Work request »
Retype the records below exactly as they appear.

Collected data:
┄┄┄┄┄┄┄┄┄┄┄┄┄┄┄┄┄┄┄┄

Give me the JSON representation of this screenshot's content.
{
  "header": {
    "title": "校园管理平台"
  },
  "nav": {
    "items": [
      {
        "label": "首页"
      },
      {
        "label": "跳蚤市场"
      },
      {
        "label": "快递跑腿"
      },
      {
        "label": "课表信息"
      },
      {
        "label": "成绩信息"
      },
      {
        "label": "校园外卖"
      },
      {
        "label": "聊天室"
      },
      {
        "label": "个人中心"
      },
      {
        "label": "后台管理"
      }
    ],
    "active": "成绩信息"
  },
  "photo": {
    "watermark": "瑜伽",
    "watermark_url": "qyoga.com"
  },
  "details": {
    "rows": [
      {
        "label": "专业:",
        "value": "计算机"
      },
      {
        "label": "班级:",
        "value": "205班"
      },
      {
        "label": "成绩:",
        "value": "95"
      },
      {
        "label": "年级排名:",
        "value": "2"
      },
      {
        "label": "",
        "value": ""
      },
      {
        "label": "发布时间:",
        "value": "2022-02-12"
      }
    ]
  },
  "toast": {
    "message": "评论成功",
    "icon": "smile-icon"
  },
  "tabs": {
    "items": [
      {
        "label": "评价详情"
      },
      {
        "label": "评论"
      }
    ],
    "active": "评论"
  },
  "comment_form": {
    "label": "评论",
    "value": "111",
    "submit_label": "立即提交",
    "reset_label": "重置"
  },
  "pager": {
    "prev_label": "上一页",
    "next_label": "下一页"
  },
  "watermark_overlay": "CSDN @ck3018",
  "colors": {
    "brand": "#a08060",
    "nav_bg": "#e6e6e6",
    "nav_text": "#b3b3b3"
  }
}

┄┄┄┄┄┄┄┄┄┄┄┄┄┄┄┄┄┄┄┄

Written solution »
Give me the JSON representation of this screenshot's content.
{
  "header": {
    "title": "校园管理平台"
  },
  "nav": {
    "items": [
      {
        "label": "首页"
      },
      {
        "label": "跳蚤市场"
      },
      {
        "label": "快递跑腿"
      },
      {
        "label": "课表信息"
      },
      {
        "label": "成绩信息"
      },
      {
        "label": "校园外卖"
      },
      {
        "label": "聊天室"
      },
      {
        "label": "个人中心"
      },
      {
        "label": "后台管理"
      }
    ],
    "active": "成绩信息"
  },
  "photo": {
    "watermark": "瑜伽",
    "watermark_url": "qyoga.com"
  },
  "details": {
    "rows": [
      {
        "label": "专业:",
        "value": "计算机"
      },
      {
        "label": "班级:",
        "value": "205班"
      },
      {
        "label": "成绩:",
        "value": "95"
      },
      {
        "label": "年级排名:",
        "value": "2"
      },
      {
        "label": "",
        "value": ""
      },
      {
        "label": "发布时间:",
        "value": "2022-02-12"
      }
    ]
  },
  "toast": {
    "message": "评论成功",
    "icon": "smile-icon"
  },
  "tabs": {
    "items": [
      {
        "label": "评价详情"
      },
      {
        "label": "评论"
      }
    ],
    "active": "评论"
  },
  "comment_form": {
    "label": "评论",
    "value": "111",
    "submit_label": "立即提交",
    "reset_label": "重置"
  },
  "pager": {
    "prev_label": "上一页",
    "next_label": "下一页"
  },
  "watermark_overlay": "CSDN @ck3018",
  "colors": {
    "brand": "#a08060",
    "nav_bg": "#e6e6e6",
    "nav_text": "#b3b3b3"
  }
}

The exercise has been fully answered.